Ne sleepe (the harbenger of wearie wights)
Shall ever lodge upon mine ey-lids more;
Ne shall with rest
refresh my fainting sprights,
Nor failing force to former strength restore:
But I will wake and sorrow all the
With Philumene, my fortune to deplore;
With Philumene, the partner of my plight.
And ever as I see the starres to fall,
And under ground to goe to give them light
Which dwell in darknes, I
to minde will call
How my fair Starre (that shinde on me so bright)
Fell sodainly and faded under ground;
whose departure, day is turned to night,
And night without a Venus starre is found.
And she, my love that was, my Saint that is,
When she beholds from her celestiall throne
(In which she
joyeth in eternall blis)
My bitter penance, will my case bemone,
And pitie me that living thus doo die;
heavenly spirits have compassion
On mortall men, and rue their miserie.
So when I have with sorowe satisfide
Th importune fates, which vengeance on me seeke,
And th heavens
with long languor pacifide,
She, for pure pitie of my sufferance meeke,
Will send for me; for which I daylie
And will till then my painful penance eeke.
Weep, Shepheard! weep, to make my undersong!
MOST glorious Lord of Lyfe! that, on this day,
Didst make Thy triumph over death and sin;
harrowd hell, didst bring away
Captivity thence captive, us to win:
This joyous day, deare Lord, with joy
And grant that we, for whom thou diddest dye,
Being with Thy deare blood clene washt from sin,
live for ever in felicity!
And that Thy love we weighing worthily,
May likewise love Thee for the same againe;
for Thy sake, that all lyke deare didst buy,

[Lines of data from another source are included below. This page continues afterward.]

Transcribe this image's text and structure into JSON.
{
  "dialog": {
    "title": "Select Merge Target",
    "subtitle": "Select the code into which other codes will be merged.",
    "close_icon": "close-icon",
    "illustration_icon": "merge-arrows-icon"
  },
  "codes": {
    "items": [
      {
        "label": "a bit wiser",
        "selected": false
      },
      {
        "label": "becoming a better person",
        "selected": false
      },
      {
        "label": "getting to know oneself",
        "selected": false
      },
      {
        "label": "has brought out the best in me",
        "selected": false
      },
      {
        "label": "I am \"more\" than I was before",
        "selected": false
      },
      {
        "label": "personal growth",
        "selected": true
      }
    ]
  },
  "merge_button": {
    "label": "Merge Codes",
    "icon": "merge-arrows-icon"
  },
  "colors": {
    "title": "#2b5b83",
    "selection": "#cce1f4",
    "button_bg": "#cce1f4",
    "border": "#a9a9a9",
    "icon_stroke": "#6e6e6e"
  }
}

With love may one another entertayne!
So let us love, deare
Love, lyke as we ought,
Love is the lesson which the Lord us taught.